Jess Wade is a physicist at Imperial College London who specializes in Raman spectroscopy and her research investigates new materials for electronic devices. She was recently invited to Buckingham Palace to receive the prestigious British Empire Medal for her contributions to science.
Beyond her daily work as a physicist, Jessica is an advocate for women in STEM and has been tackling gender bias in her own unique way by writing over 1700 Wiki bios for unknown female scientists. Wade is passionate about shedding a light on female scientists who have been ignored, overlooked, and not given credit for their contributions to science.
Over five years ago, Wade began writing bios for female and minority scientists who never got their due. It all started following Wade meeting Kim Cobb, an American climatologist who despite having several scientific awards - had never been written about on Wikipedia.
This was extremely troubling for Wade, who is passionate about increasing the number of women in STEM. She realized there were countless successful women working in STEM whose achievements were not documented in the popular online encyclopedia.
Fast forward to now and Wade has written over a thousand bios and has been praised by the founder of Wikipedia Jimmy Wales for her contributions to the online encyclopedia which has millions of users every day. Furthermore, she has won a series of awards and medals for her advocacy for women in the STEM sector and her own Wikipedia page is now over 10 pages long with contributions from several people.
Wade has shaken up Wikipedia for the better and has played a pivotal role in making the platform more equitable. Through hosting workshops, conferences, and ‘editathons’ at educational facilities, Wade has inspired thousands of people to start editing and writing bios for underrepresented groups. Every bio written is helping close the gap and gives credit where credit is due!

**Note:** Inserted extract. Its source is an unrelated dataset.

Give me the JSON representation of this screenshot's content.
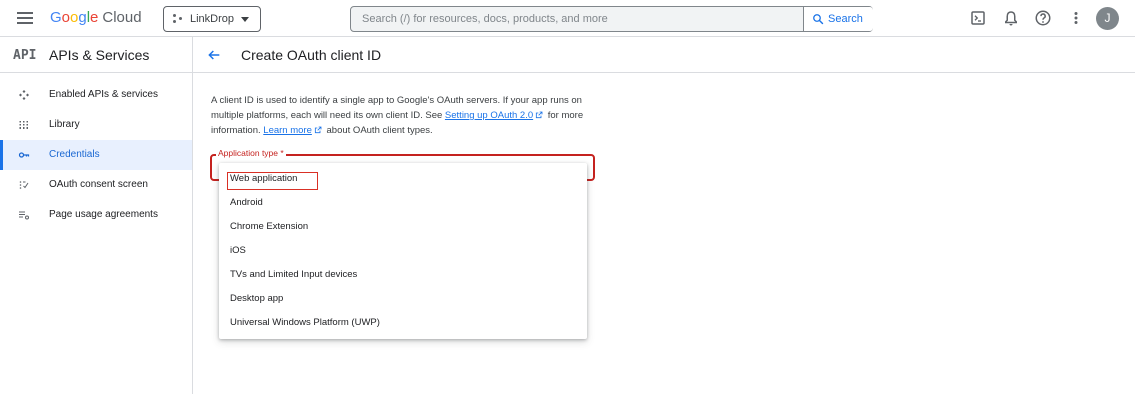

Wade works daily as a champion for women in the STEM sector and has voiced her frustration at the continued lack of gender diversity. Currently, women make up just 28% of the US workforce in STEM and there is a huge drop off in women in STEM. Wade has made it clear that to change the industry, two things are key; that women working in STEM are supported to lead a long and fulfilling career in the industry, and that the younger generation of women is encouraged to consider STEM careers. After all, seeing is believing and the more women who stay in STEM and progress into senior roles, the more encouraged young women will be to enter the field. If they can see it, they can be it.